Rather than battling the crowded bars and stepping over puddles of green beer, why not take in a movie on St. Patrick's Day?
This 2003 Irish ensemble piece is an entertaining and fast-paced romantic comedy, but with plenty of violence and crime, isn't a typical rom-com at all.
He explains “love’s not something that you plan for”, and she starts buying into his advances while playing with her necklace and conveying warm smiles.
Suddenly, the conversation’s tone dramatically changes, and you soon realize “Intermission” might travel down many more unexpected roads.
Directed by John Crowley, he offers an edgy and strong ensemble piece - through plenty of hand-held camerawork - in which (about) a dozen Dubliners’ lives intersect.
Most of the characters search for love, but a few others look for violence and trouble.
John dumped her a few weeks back, but has second thoughts when he discovers Deirdre started dating another man.
He has a bad case of “you don’t know what you had until she's gone", but she’s already moving on.
John’s best friend, Oscar (David Wilmot), is single, but can’t seem to find the right person, and together they trudge through their melancholy existence while stocking shelves at a local supermarket.
Meanwhile a bus driver is down on his luck, an early 20-something woman still feels the sting of betrayal, a cop is too tough for his own good, and a 14-year marriage ends.
In the world of rom-coms, the various players connect through random circumstances, but the serendipitous events are paramount to embrace the basic story lines and themes.
After experiencing “Intermission”, I found it difficult to quantify the overall message Crowley and writer Mark O’Rowe tried to communicate, but that's okay.
While John struggles to shake his recent relationship mistake, the film moves to other characters’ ways of solving problems: violence via fists and guns.
The tones are certainly dramatic and dark, but are balanced with acts of comedy and the fallibility of the human condition.
Through the magic of editing and writing, the film nicely maneuvers through the shifts in moods, and succeeds with the help of engaging performances from the cast.
Macdonald, Murphy, Farrell, and Shirley Henderson are especially good.
They offer intriguing glimpses into the lives of people struggling to find their way amongst a clouded backdrop.

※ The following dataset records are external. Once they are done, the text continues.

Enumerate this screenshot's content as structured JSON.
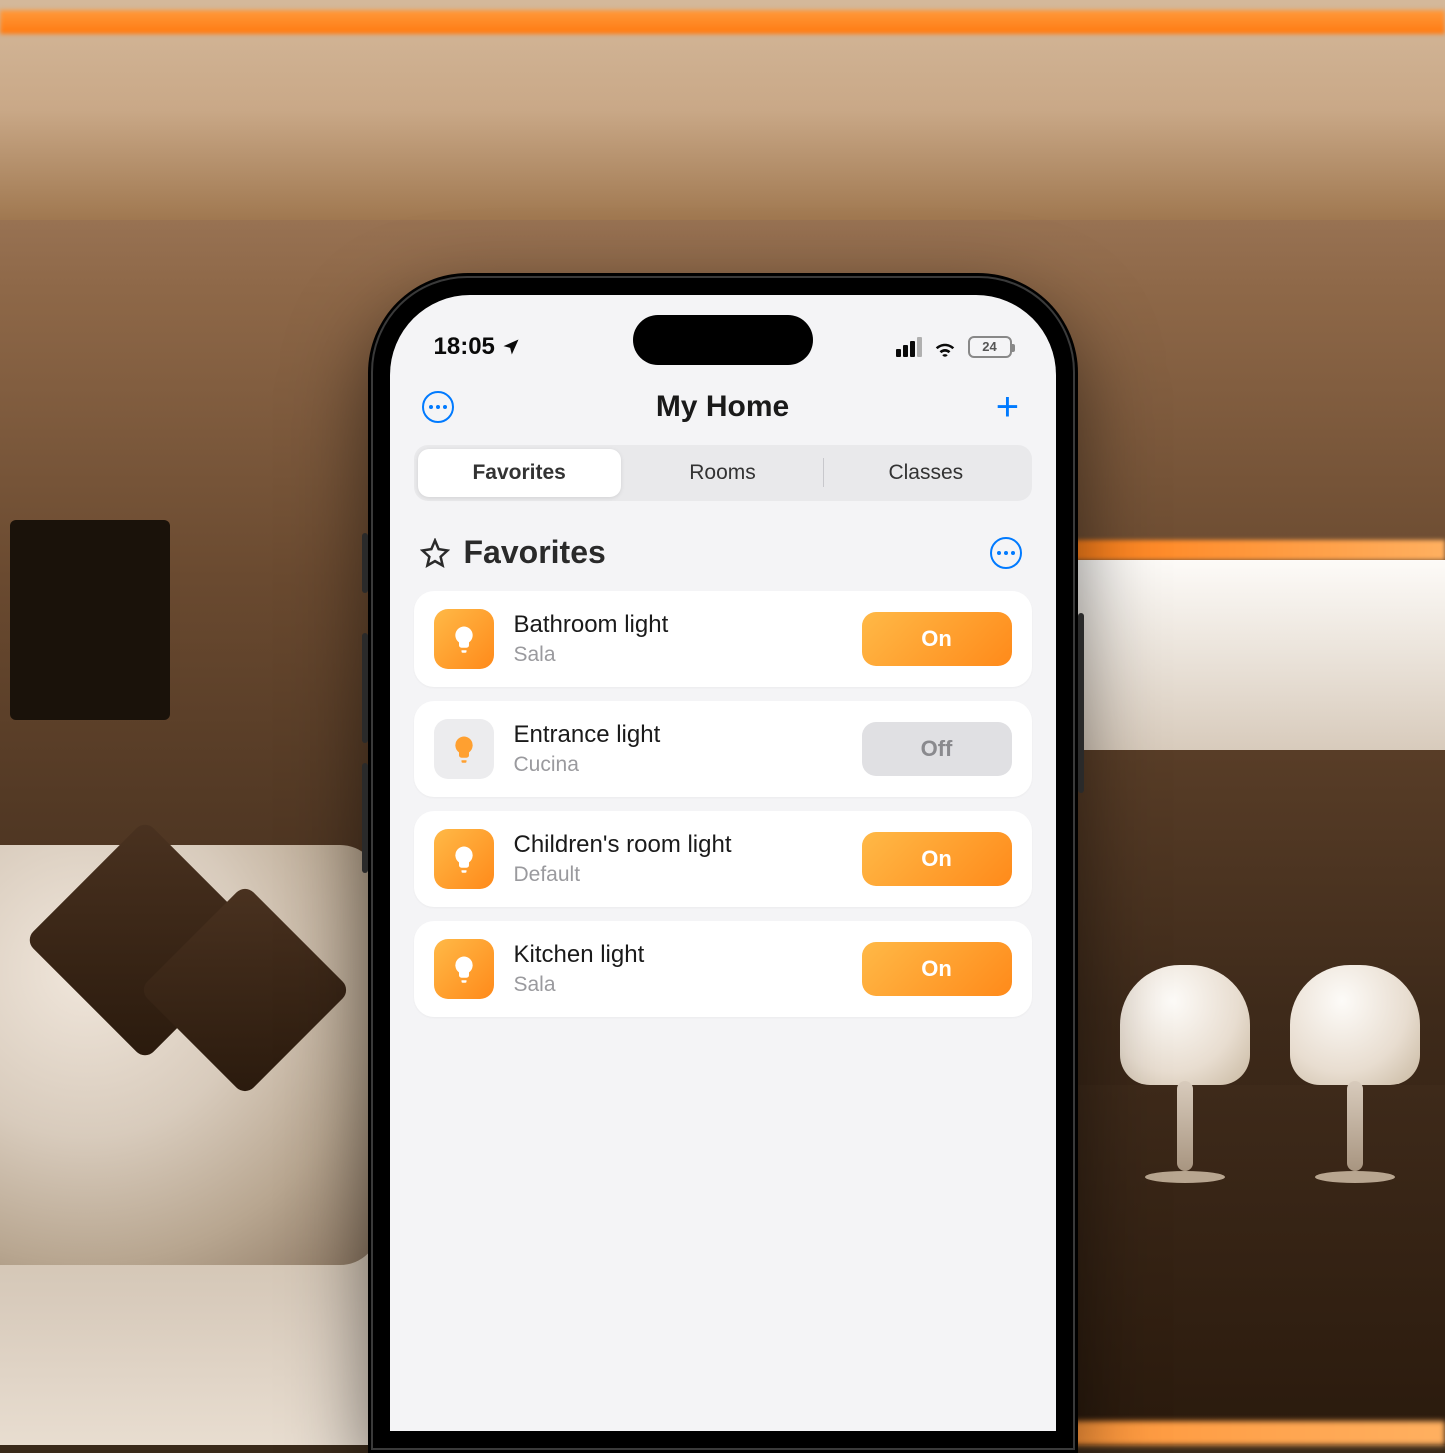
{
  "status_bar": {
    "time": "18:05",
    "battery_label": "24"
  },
  "header": {
    "title": "My Home"
  },
  "tabs": {
    "favorites": "Favorites",
    "rooms": "Rooms",
    "classes": "Classes",
    "active": "favorites"
  },
  "section": {
    "title": "Favorites"
  },
  "devices": [
    {
      "name": "Bathroom light",
      "room": "Sala",
      "state": "On",
      "on": true
    },
    {
      "name": "Entrance light",
      "room": "Cucina",
      "state": "Off",
      "on": false
    },
    {
      "name": "Children's room light",
      "room": "Default",
      "state": "On",
      "on": true
    },
    {
      "name": "Kitchen light",
      "room": "Sala",
      "state": "On",
      "on": true
    }
  ]
}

Crime and love are in the air, but when a film also swings to visuals like an attempted bunny rabbit race and a paralyzed man drinking Guinness from a straw, it will also never bore.
Follow me on Twitter: @MitchFilmCritic